Output verbatim the line with "Extract the structured" together with every line beneath it, ending at the last line of the entries.

Source data
━━━━━━

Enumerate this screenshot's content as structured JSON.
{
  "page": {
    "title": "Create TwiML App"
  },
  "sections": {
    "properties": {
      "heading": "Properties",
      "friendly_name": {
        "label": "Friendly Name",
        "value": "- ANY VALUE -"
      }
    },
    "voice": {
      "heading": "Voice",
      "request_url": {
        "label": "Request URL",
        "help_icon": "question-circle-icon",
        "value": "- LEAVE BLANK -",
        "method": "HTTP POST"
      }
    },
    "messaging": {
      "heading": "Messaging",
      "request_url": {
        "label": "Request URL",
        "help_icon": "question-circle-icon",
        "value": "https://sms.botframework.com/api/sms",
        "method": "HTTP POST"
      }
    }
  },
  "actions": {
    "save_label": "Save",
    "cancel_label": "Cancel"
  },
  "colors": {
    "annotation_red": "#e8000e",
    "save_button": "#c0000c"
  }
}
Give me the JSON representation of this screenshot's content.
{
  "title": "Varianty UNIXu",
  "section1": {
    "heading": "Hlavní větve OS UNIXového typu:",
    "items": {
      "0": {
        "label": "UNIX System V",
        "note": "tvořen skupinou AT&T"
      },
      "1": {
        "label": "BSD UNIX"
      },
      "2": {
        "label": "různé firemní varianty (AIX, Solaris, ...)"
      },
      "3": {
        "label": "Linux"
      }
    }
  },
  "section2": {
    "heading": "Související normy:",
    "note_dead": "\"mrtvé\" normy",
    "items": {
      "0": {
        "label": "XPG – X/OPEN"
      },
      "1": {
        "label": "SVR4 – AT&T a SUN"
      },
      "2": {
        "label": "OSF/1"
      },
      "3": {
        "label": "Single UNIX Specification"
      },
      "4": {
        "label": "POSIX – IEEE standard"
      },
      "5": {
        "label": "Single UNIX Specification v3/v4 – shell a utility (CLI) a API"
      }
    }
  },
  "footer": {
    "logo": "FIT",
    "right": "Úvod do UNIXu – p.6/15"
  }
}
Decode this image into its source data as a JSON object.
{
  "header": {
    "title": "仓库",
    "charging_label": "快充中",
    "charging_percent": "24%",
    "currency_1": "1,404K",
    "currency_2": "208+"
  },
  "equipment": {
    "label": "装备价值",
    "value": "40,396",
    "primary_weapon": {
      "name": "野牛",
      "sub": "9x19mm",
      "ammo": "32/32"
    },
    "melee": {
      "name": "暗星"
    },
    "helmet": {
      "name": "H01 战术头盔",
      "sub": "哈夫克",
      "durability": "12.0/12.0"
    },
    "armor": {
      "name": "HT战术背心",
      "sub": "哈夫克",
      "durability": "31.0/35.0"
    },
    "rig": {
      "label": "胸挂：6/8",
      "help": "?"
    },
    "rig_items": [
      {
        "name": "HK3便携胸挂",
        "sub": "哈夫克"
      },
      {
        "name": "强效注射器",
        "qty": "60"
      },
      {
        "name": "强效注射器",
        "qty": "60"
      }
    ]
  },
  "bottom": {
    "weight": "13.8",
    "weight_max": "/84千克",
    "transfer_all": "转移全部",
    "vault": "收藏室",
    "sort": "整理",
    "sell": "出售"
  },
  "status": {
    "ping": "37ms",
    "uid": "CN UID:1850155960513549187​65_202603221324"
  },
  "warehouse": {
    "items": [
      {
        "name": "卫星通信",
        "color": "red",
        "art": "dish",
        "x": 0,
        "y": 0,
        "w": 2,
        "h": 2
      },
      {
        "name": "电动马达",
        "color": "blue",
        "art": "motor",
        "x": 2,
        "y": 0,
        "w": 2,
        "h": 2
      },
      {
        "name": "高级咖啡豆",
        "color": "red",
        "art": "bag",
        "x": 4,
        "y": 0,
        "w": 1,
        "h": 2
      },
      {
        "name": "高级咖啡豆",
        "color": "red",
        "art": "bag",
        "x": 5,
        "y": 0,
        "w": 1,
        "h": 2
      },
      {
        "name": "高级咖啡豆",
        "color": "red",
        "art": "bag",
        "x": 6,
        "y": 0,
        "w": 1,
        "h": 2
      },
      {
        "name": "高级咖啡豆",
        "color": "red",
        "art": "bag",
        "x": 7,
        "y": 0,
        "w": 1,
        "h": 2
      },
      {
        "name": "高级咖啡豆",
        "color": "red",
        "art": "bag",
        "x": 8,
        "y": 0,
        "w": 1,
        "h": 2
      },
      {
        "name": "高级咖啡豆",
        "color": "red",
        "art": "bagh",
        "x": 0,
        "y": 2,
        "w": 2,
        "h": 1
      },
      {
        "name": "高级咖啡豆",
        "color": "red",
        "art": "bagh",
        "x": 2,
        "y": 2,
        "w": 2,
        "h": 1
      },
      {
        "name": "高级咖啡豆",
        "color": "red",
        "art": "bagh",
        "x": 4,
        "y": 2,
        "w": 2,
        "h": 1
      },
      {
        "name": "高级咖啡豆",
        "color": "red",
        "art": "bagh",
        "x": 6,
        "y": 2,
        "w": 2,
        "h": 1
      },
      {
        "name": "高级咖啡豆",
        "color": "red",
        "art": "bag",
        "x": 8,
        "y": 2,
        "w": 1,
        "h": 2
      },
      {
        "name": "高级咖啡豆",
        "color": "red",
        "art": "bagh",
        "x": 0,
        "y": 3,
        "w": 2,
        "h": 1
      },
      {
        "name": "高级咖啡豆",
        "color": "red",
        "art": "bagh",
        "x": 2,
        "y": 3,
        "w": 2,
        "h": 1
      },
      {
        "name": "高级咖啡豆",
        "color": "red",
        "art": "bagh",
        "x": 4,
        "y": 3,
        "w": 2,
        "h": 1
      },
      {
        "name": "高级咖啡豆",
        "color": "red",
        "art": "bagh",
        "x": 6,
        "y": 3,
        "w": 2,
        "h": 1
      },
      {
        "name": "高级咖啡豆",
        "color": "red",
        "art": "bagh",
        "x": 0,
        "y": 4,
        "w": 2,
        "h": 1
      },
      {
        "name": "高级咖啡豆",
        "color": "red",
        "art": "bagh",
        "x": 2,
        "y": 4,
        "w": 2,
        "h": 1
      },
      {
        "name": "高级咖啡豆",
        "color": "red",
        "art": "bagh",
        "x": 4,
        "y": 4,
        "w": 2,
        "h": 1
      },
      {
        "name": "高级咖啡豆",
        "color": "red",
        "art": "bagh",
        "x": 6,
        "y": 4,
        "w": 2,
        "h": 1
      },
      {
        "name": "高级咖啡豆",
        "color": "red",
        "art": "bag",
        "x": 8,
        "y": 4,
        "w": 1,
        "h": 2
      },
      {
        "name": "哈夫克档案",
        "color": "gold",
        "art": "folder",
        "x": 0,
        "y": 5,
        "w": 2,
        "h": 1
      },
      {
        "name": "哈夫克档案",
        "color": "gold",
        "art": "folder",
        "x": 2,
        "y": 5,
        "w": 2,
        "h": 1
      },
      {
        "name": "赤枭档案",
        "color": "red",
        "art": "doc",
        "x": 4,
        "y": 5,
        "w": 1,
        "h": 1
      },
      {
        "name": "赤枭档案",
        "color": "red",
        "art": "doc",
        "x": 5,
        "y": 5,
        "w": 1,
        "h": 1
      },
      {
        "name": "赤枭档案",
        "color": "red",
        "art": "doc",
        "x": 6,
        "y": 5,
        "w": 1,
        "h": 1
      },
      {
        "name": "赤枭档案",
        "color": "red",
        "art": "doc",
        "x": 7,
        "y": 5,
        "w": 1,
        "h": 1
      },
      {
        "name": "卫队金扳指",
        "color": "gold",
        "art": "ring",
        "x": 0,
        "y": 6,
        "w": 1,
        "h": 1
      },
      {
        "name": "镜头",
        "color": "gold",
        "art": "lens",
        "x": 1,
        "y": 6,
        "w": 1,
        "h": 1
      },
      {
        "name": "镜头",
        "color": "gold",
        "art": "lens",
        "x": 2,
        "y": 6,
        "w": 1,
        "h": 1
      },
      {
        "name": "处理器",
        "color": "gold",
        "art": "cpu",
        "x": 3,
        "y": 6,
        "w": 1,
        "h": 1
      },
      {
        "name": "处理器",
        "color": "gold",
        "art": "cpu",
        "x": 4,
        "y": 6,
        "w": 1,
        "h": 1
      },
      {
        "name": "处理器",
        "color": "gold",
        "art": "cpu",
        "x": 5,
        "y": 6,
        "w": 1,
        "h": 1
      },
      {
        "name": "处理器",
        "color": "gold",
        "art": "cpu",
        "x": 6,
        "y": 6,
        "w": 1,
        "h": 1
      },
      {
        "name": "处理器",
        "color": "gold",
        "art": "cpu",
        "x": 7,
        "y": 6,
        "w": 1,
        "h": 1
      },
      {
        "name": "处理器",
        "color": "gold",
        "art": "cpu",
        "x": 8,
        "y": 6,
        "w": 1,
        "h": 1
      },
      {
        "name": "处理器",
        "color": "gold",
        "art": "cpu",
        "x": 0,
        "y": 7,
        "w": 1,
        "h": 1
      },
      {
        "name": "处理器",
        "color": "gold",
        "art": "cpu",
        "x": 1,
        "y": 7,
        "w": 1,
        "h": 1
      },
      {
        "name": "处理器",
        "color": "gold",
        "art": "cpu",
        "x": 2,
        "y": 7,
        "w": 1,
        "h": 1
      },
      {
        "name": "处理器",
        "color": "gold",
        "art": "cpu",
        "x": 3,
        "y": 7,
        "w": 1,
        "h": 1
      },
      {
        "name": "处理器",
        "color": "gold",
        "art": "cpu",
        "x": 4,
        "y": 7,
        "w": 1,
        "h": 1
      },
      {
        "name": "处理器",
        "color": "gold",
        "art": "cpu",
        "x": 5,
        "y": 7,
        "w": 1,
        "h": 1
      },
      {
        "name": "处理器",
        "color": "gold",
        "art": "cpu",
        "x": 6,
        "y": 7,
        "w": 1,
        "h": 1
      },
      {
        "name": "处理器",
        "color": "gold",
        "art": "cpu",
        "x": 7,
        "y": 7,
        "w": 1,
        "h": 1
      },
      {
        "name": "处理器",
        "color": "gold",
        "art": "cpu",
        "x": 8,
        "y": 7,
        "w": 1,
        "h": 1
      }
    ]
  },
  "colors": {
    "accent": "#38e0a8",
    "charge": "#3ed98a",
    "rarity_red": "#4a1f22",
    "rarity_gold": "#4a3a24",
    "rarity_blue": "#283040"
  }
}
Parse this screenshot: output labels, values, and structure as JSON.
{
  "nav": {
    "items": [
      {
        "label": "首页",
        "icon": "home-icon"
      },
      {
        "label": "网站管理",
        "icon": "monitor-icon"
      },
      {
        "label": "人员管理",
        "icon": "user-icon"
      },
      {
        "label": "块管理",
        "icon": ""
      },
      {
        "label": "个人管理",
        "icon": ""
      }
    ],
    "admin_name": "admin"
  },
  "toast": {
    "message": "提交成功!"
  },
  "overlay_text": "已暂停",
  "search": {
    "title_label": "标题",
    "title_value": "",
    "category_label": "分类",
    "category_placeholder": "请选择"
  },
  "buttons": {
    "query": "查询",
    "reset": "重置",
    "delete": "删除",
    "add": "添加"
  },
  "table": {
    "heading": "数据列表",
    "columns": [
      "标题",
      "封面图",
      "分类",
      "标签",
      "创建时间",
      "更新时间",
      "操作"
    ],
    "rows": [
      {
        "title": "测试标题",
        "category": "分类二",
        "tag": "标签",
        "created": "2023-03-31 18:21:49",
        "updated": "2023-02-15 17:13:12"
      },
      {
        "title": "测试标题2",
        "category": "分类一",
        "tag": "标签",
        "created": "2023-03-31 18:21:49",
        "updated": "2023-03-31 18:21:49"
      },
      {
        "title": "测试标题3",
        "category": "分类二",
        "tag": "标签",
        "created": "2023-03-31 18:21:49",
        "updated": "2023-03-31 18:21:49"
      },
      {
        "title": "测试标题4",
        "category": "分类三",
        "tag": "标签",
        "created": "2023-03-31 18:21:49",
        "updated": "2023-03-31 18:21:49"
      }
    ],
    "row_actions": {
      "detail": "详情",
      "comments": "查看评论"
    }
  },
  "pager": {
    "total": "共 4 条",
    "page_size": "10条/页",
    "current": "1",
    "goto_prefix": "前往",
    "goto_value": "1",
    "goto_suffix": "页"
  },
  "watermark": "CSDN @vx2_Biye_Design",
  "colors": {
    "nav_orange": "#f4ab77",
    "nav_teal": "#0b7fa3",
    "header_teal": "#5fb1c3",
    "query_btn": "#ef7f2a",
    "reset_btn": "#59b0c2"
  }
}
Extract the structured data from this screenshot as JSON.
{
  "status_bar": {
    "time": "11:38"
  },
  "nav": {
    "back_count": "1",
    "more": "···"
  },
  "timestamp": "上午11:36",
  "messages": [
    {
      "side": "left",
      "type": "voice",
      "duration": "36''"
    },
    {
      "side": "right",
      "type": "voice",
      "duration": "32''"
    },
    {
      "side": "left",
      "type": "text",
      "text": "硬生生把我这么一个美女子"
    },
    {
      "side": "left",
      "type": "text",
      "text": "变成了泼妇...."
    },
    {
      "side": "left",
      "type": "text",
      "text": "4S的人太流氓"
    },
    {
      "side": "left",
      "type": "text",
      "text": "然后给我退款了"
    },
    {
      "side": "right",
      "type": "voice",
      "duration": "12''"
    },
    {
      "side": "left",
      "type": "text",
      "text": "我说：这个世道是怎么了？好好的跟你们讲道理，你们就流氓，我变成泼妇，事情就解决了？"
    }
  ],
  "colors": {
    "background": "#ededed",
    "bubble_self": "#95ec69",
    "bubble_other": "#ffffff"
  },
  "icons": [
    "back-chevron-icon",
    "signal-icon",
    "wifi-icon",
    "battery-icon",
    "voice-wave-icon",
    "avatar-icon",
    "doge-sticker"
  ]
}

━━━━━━

## Solution
Extract the structured data from this screenshot as JSON.
{
  "status_bar": {
    "time": "11:38"
  },
  "nav": {
    "back_count": "1",
    "more": "···"
  },
  "timestamp": "上午11:36",
  "messages": [
    {
      "side": "left",
      "type": "voice",
      "duration": "36''"
    },
    {
      "side": "right",
      "type": "voice",
      "duration": "32''"
    },
    {
      "side": "left",
      "type": "text",
      "text": "硬生生把我这么一个美女子"
    },
    {
      "side": "left",
      "type": "text",
      "text": "变成了泼妇...."
    },
    {
      "side": "left",
      "type": "text",
      "text": "4S的人太流氓"
    },
    {
      "side": "left",
      "type": "text",
      "text": "然后给我退款了"
    },
    {
      "side": "right",
      "type": "voice",
      "duration": "12''"
    },
    {
      "side": "left",
      "type": "text",
      "text": "我说：这个世道是怎么了？好好的跟你们讲道理，你们就流氓，我变成泼妇，事情就解决了？"
    }
  ],
  "colors": {
    "background": "#ededed",
    "bubble_self": "#95ec69",
    "bubble_other": "#ffffff"
  },
  "icons": [
    "back-chevron-icon",
    "signal-icon",
    "wifi-icon",
    "battery-icon",
    "voice-wave-icon",
    "avatar-icon",
    "doge-sticker"
  ]
}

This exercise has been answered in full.